This blog post is from Adjunct Professor Frank Chindamo

In February of this year, my students were pitching their advanced web series ideas. I’ve fostered so many web series over the years that these new ideas (student cooking and thrifting series, for example,) seemed a bit tired.

Way back then, even though the worst bad news we were hearing was about the environment or the impeachment, I still wanted to offer these students, many of them graduating seniors, a brighter look at the world they were about to enter.

So I pitched THEM the idea of shooting a “Good News” series. One where the whole class would act as one production unit, one team. This was collaboration, not competition.

Surprisingly, they loved the idea and made the brand their own. And rather than use the old medium of YouTube, we all agreed that TikTok seemed fresher and more fun. Hence the series was born.


While many teachers are using YouTube to share work, I’d always been a rebel and we use a private Facebook group. There you can add discussions, tags, likes, scary faces, response links and videos, etc. And former students can chime into the discussion as well. I haven’t yet started using Canvas for video discussion, but I can tell you not one student had either, but all of them had — and do — use Facebook. So, zero resistance.

As for launching the videos, TikTok gives preference to videos shot within their app, so we simply share our phone screens using Zoom. Here’s how to do it on a Mac with an iPhone. (PC/Android directions are probably similar.) Illustrations below.

  1. Open Zoom
  2. Plug a charger cable into your computer’s USB port and your phone’s charger port
  3. Click Share Screen
  4. Mouse over to the upper right-hand corner to “iPhone/iPad via Cable” *
  5. Give it a few seconds to start up
  6. It should open iTunes, but just close that and do NOT synch your phone to your computer at this time. Just close iTunes.
  7. “Allow” access to the phone (sometimes it asks, “Trust This Device?”) Click “Yes.”
  8. Wait another couple of seconds, and boom – you should see your phone screen on your computer screen, and so will the participants in your Zoom meeting. (Should I have told you to close anything embarrassing first?) **

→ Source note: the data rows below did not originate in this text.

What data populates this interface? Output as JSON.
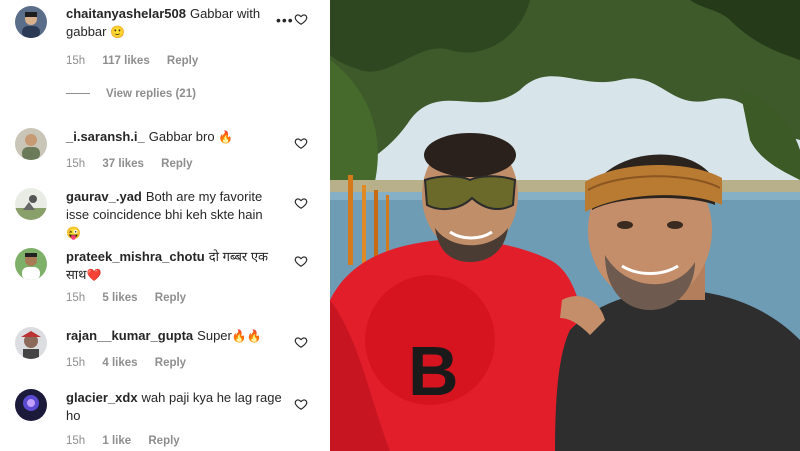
{
  "comments": [
    {
      "username": "chaitanyashelar508",
      "text": "Gabbar with gabbar",
      "emoji": "🙂",
      "time": "15h",
      "likes": "117 likes",
      "reply": "Reply"
    },
    {
      "username": "_i.saransh.i_",
      "text": "Gabbar bro",
      "emoji": "🔥",
      "time": "15h",
      "likes": "37 likes",
      "reply": "Reply"
    },
    {
      "username": "gaurav_.yad",
      "text": "Both are my favorite isse coincidence bhi keh skte hain",
      "emoji": "😜",
      "time": "",
      "likes": "",
      "reply": ""
    },
    {
      "username": "prateek_mishra_chotu",
      "text": "दो गब्बर एक साथ",
      "emoji": "❤️",
      "time": "15h",
      "likes": "5 likes",
      "reply": "Reply"
    },
    {
      "username": "rajan__kumar_gupta",
      "text": "Super",
      "emoji": "🔥🔥",
      "time": "15h",
      "likes": "4 likes",
      "reply": "Reply"
    },
    {
      "username": "glacier_xdx",
      "text": "wah paji kya he lag rage ho",
      "emoji": "",
      "time": "15h",
      "likes": "1 like",
      "reply": "Reply"
    }
  ],
  "view_replies": "View replies (21)",
  "more_icon": "•••",
  "colors": {
    "text": "#262626",
    "muted": "#8e8e8e",
    "shirt_red": "#e8232f",
    "sky": "#d8e6ec",
    "water": "#6f9fb8"
  }
}
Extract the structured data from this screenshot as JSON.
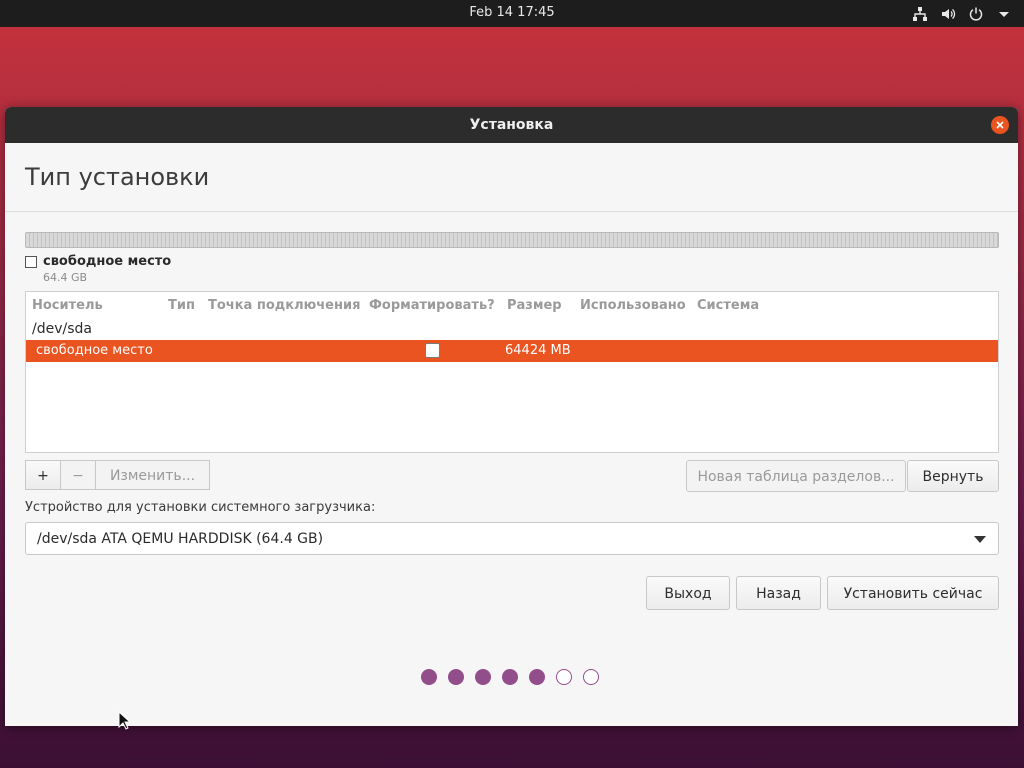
{
  "topbar": {
    "clock": "Feb 14  17:45",
    "icons": [
      "network-icon",
      "volume-icon",
      "power-icon",
      "menu-arrow-icon"
    ]
  },
  "window": {
    "title": "Установка",
    "heading": "Тип установки"
  },
  "partition_bar": {
    "legend_label": "свободное место",
    "legend_size": "64.4 GB"
  },
  "table": {
    "headers": [
      "Носитель",
      "Тип",
      "Точка подключения",
      "Форматировать?",
      "Размер",
      "Использовано",
      "Система"
    ],
    "device": "/dev/sda",
    "rows": [
      {
        "name": "свободное место",
        "type": "",
        "mount": "",
        "format": false,
        "size": "64424 MB",
        "used": "",
        "system": "",
        "selected": true
      }
    ]
  },
  "buttons": {
    "add": "+",
    "remove": "−",
    "change": "Изменить...",
    "new_table": "Новая таблица разделов...",
    "revert": "Вернуть",
    "quit": "Выход",
    "back": "Назад",
    "install_now": "Установить сейчас"
  },
  "bootloader": {
    "label": "Устройство для установки системного загрузчика:",
    "selected": "/dev/sda ATA QEMU HARDDISK (64.4 GB)"
  },
  "progress": {
    "total_steps": 7,
    "completed_steps": 5
  },
  "colors": {
    "accent": "#e95420",
    "progress": "#924d8b",
    "titlebar": "#2c2c2c"
  }
}
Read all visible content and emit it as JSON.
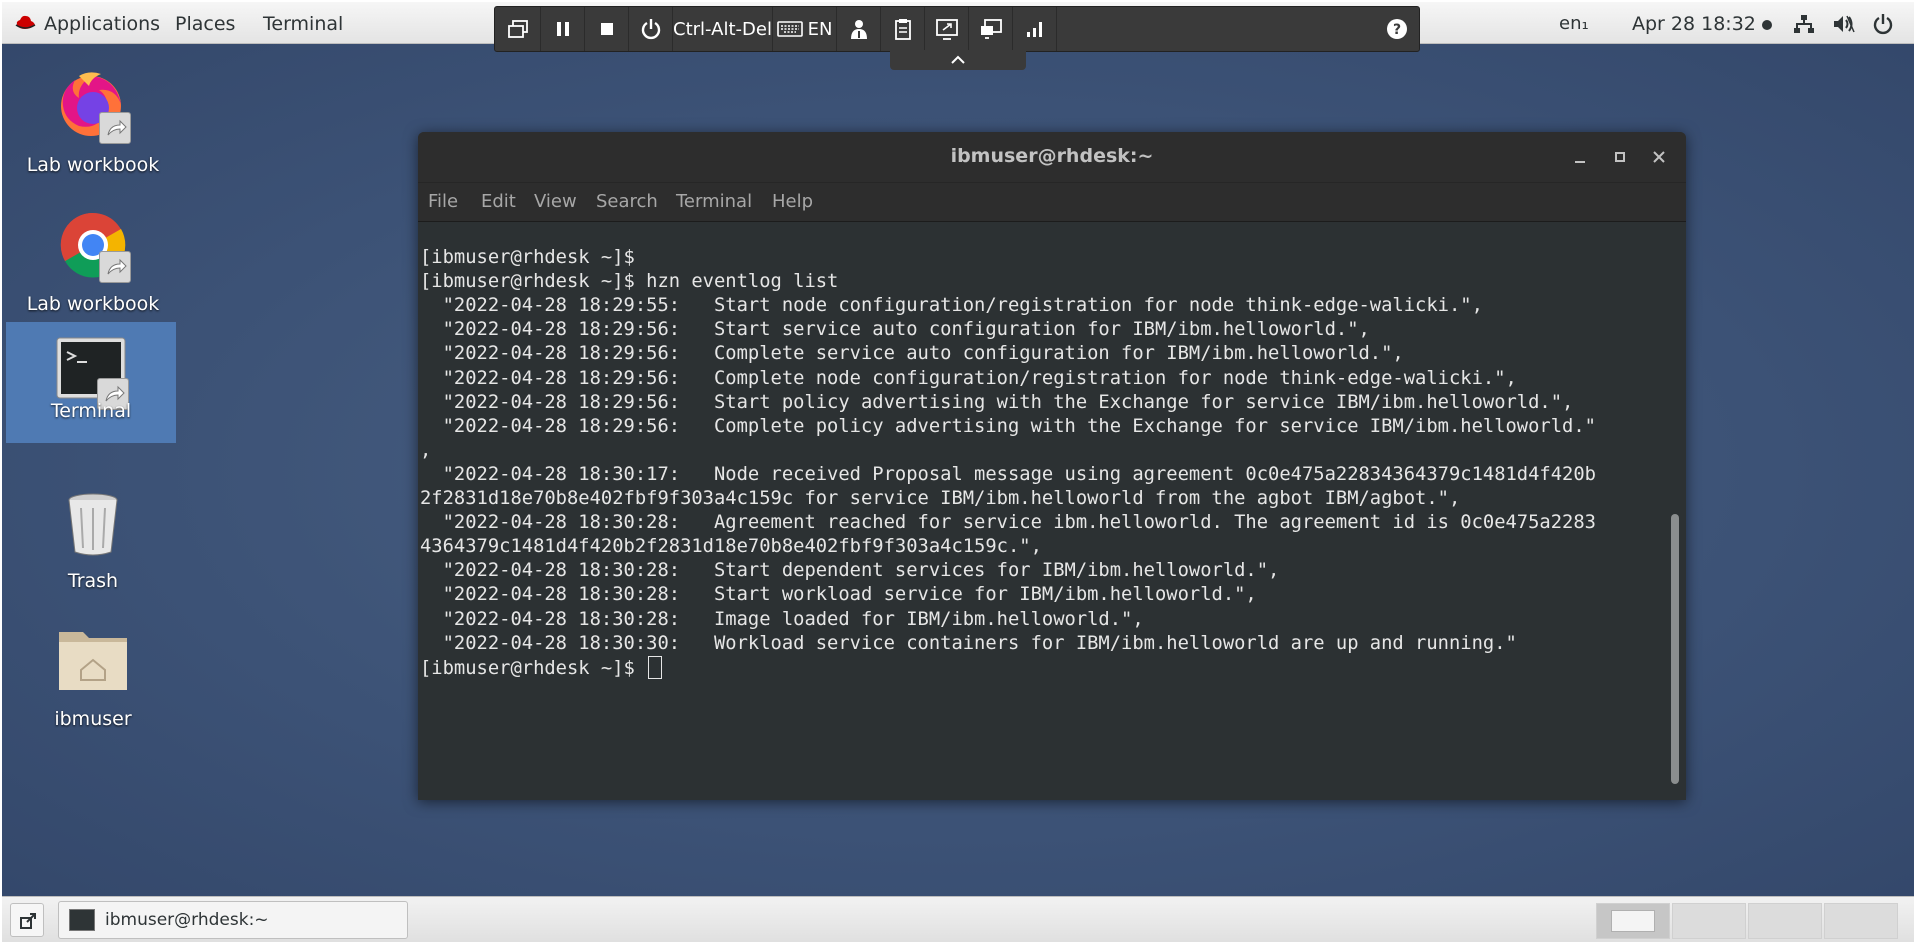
{
  "top_panel": {
    "applications": "Applications",
    "places": "Places",
    "terminal": "Terminal",
    "keyboard_indicator": "en₁",
    "clock": "Apr 28  18:32"
  },
  "vm_toolbar": {
    "ctrl_alt_del": "Ctrl-Alt-Del",
    "keyboard_lang": "EN"
  },
  "desktop_icons": [
    {
      "label": "Lab workbook",
      "icon": "firefox-icon"
    },
    {
      "label": "Lab workbook",
      "icon": "chrome-icon"
    },
    {
      "label": "Terminal",
      "icon": "terminal-icon"
    },
    {
      "label": "Trash",
      "icon": "trash-icon"
    },
    {
      "label": "ibmuser",
      "icon": "home-folder-icon"
    }
  ],
  "terminal": {
    "title": "ibmuser@rhdesk:~",
    "menu": [
      "File",
      "Edit",
      "View",
      "Search",
      "Terminal",
      "Help"
    ],
    "lines": [
      "[ibmuser@rhdesk ~]$",
      "[ibmuser@rhdesk ~]$ hzn eventlog list",
      "  \"2022-04-28 18:29:55:   Start node configuration/registration for node think-edge-walicki.\",",
      "  \"2022-04-28 18:29:56:   Start service auto configuration for IBM/ibm.helloworld.\",",
      "  \"2022-04-28 18:29:56:   Complete service auto configuration for IBM/ibm.helloworld.\",",
      "  \"2022-04-28 18:29:56:   Complete node configuration/registration for node think-edge-walicki.\",",
      "  \"2022-04-28 18:29:56:   Start policy advertising with the Exchange for service IBM/ibm.helloworld.\",",
      "  \"2022-04-28 18:29:56:   Complete policy advertising with the Exchange for service IBM/ibm.helloworld.\"",
      ",",
      "  \"2022-04-28 18:30:17:   Node received Proposal message using agreement 0c0e475a22834364379c1481d4f420b",
      "2f2831d18e70b8e402fbf9f303a4c159c for service IBM/ibm.helloworld from the agbot IBM/agbot.\",",
      "  \"2022-04-28 18:30:28:   Agreement reached for service ibm.helloworld. The agreement id is 0c0e475a2283",
      "4364379c1481d4f420b2f2831d18e70b8e402fbf9f303a4c159c.\",",
      "  \"2022-04-28 18:30:28:   Start dependent services for IBM/ibm.helloworld.\",",
      "  \"2022-04-28 18:30:28:   Start workload service for IBM/ibm.helloworld.\",",
      "  \"2022-04-28 18:30:28:   Image loaded for IBM/ibm.helloworld.\",",
      "  \"2022-04-28 18:30:30:   Workload service containers for IBM/ibm.helloworld are up and running.\""
    ],
    "prompt": "[ibmuser@rhdesk ~]$ "
  },
  "taskbar": {
    "window_label": "ibmuser@rhdesk:~"
  }
}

At this moment we have about 20,000 views, with an amazingly good ratio of over 2,000 likes. That kind of popularity is usually reserved for sunsets and kittens!

See and of course, please Like and Subscribe.

It also helps to write a Press release if you want to publicize your students’ achievements. I wrote this with feedback and approval from the students, and so far, it’s gotten picked up by:

Chapman’s Slate:

Interactive TV Today (coming soon, 40,000 followers):

And this month to Jackie Koppel’s “Everybody Loves Lincoln” Good news Instagram with 6,000 followers:

We’re also trying to get onto John Krasinski’s “Some Good News” channel because

  1. A) He has two million subscribers and B) We thought of it first!



April 20, 2020:

Chapman University’s Advanced Web Video class has banded together to create the popular “ForYouFromUs” TikTok channel of all Good News stories.

Amid all of the bad news flooding our Twitter feeds and news stations, our students have put their energy into creating some positivity!  Each weekday, they share a different TikTok from a member of the class highlighting their favorite recent good news story. They’ve covered… the possible One Direction reunion, the time a classmate ran into YouTube star David Dobrik, Disco parties for seniors in Korea, funny babies, and of course the news flash that “A Plane has just landed safely.”

Here’s the Channel Link